▶ **TASK OBJECTIVE**
The answer must restate every entry below word for word.
··········
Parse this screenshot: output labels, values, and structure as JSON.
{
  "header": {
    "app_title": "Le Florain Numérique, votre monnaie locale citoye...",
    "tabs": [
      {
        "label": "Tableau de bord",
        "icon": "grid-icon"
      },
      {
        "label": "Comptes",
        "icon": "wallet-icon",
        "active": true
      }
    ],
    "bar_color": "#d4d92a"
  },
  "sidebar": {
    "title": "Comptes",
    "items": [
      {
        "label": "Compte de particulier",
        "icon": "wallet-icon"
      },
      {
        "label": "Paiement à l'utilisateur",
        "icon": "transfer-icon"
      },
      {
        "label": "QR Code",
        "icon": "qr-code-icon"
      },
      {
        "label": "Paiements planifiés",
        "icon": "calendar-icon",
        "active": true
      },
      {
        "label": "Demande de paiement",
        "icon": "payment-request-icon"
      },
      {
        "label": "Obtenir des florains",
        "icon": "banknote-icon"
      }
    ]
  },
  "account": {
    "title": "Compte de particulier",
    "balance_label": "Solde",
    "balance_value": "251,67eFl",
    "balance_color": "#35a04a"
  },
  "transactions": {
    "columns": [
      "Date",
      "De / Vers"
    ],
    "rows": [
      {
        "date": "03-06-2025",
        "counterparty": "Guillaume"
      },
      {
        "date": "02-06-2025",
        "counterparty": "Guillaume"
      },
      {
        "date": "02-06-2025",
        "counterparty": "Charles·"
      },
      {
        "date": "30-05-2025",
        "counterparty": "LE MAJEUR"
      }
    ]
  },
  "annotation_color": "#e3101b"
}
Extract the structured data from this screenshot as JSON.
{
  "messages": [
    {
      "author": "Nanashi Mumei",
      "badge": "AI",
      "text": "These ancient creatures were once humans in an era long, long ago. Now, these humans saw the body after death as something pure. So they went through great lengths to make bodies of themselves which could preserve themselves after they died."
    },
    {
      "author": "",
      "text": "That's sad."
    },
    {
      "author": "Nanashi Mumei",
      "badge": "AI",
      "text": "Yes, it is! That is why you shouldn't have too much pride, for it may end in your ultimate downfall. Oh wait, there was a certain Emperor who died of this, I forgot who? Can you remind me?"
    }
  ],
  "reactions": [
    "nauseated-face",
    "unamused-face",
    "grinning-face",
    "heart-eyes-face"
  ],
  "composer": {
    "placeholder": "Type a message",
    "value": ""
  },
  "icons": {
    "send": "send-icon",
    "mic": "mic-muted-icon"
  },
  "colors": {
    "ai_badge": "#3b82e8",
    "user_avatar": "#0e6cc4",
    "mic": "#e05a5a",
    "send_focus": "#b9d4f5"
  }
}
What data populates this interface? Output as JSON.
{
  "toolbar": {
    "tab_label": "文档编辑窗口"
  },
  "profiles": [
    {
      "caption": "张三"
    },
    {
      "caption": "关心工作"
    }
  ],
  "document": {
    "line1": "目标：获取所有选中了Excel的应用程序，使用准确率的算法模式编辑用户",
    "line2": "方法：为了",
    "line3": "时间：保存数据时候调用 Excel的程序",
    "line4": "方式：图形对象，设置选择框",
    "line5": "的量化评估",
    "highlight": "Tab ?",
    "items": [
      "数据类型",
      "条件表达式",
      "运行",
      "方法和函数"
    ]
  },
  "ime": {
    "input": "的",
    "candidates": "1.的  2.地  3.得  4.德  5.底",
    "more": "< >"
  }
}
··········
▶ **TASK RESULT**
Parse this screenshot: output labels, values, and structure as JSON.
{
  "header": {
    "app_title": "Le Florain Numérique, votre monnaie locale citoye...",
    "tabs": [
      {
        "label": "Tableau de bord",
        "icon": "grid-icon"
      },
      {
        "label": "Comptes",
        "icon": "wallet-icon",
        "active": true
      }
    ],
    "bar_color": "#d4d92a"
  },
  "sidebar": {
    "title": "Comptes",
    "items": [
      {
        "label": "Compte de particulier",
        "icon": "wallet-icon"
      },
      {
        "label": "Paiement à l'utilisateur",
        "icon": "transfer-icon"
      },
      {
        "label": "QR Code",
        "icon": "qr-code-icon"
      },
      {
        "label": "Paiements planifiés",
        "icon": "calendar-icon",
        "active": true
      },
      {
        "label": "Demande de paiement",
        "icon": "payment-request-icon"
      },
      {
        "label": "Obtenir des florains",
        "icon": "banknote-icon"
      }
    ]
  },
  "account": {
    "title": "Compte de particulier",
    "balance_label": "Solde",
    "balance_value": "251,67eFl",
    "balance_color": "#35a04a"
  },
  "transactions": {
    "columns": [
      "Date",
      "De / Vers"
    ],
    "rows": [
      {
        "date": "03-06-2025",
        "counterparty": "Guillaume"
      },
      {
        "date": "02-06-2025",
        "counterparty": "Guillaume"
      },
      {
        "date": "02-06-2025",
        "counterparty": "Charles·"
      },
      {
        "date": "30-05-2025",
        "counterparty": "LE MAJEUR"
      }
    ]
  },
  "annotation_color": "#e3101b"
}
Extract the structured data from this screenshot as JSON.
{
  "messages": [
    {
      "author": "Nanashi Mumei",
      "badge": "AI",
      "text": "These ancient creatures were once humans in an era long, long ago. Now, these humans saw the body after death as something pure. So they went through great lengths to make bodies of themselves which could preserve themselves after they died."
    },
    {
      "author": "",
      "text": "That's sad."
    },
    {
      "author": "Nanashi Mumei",
      "badge": "AI",
      "text": "Yes, it is! That is why you shouldn't have too much pride, for it may end in your ultimate downfall. Oh wait, there was a certain Emperor who died of this, I forgot who? Can you remind me?"
    }
  ],
  "reactions": [
    "nauseated-face",
    "unamused-face",
    "grinning-face",
    "heart-eyes-face"
  ],
  "composer": {
    "placeholder": "Type a message",
    "value": ""
  },
  "icons": {
    "send": "send-icon",
    "mic": "mic-muted-icon"
  },
  "colors": {
    "ai_badge": "#3b82e8",
    "user_avatar": "#0e6cc4",
    "mic": "#e05a5a",
    "send_focus": "#b9d4f5"
  }
}
What data populates this interface? Output as JSON.
{
  "toolbar": {
    "tab_label": "文档编辑窗口"
  },
  "profiles": [
    {
      "caption": "张三"
    },
    {
      "caption": "关心工作"
    }
  ],
  "document": {
    "line1": "目标：获取所有选中了Excel的应用程序，使用准确率的算法模式编辑用户",
    "line2": "方法：为了",
    "line3": "时间：保存数据时候调用 Excel的程序",
    "line4": "方式：图形对象，设置选择框",
    "line5": "的量化评估",
    "highlight": "Tab ?",
    "items": [
      "数据类型",
      "条件表达式",
      "运行",
      "方法和函数"
    ]
  },
  "ime": {
    "input": "的",
    "candidates": "1.的  2.地  3.得  4.德  5.底",
    "more": "< >"
  }
}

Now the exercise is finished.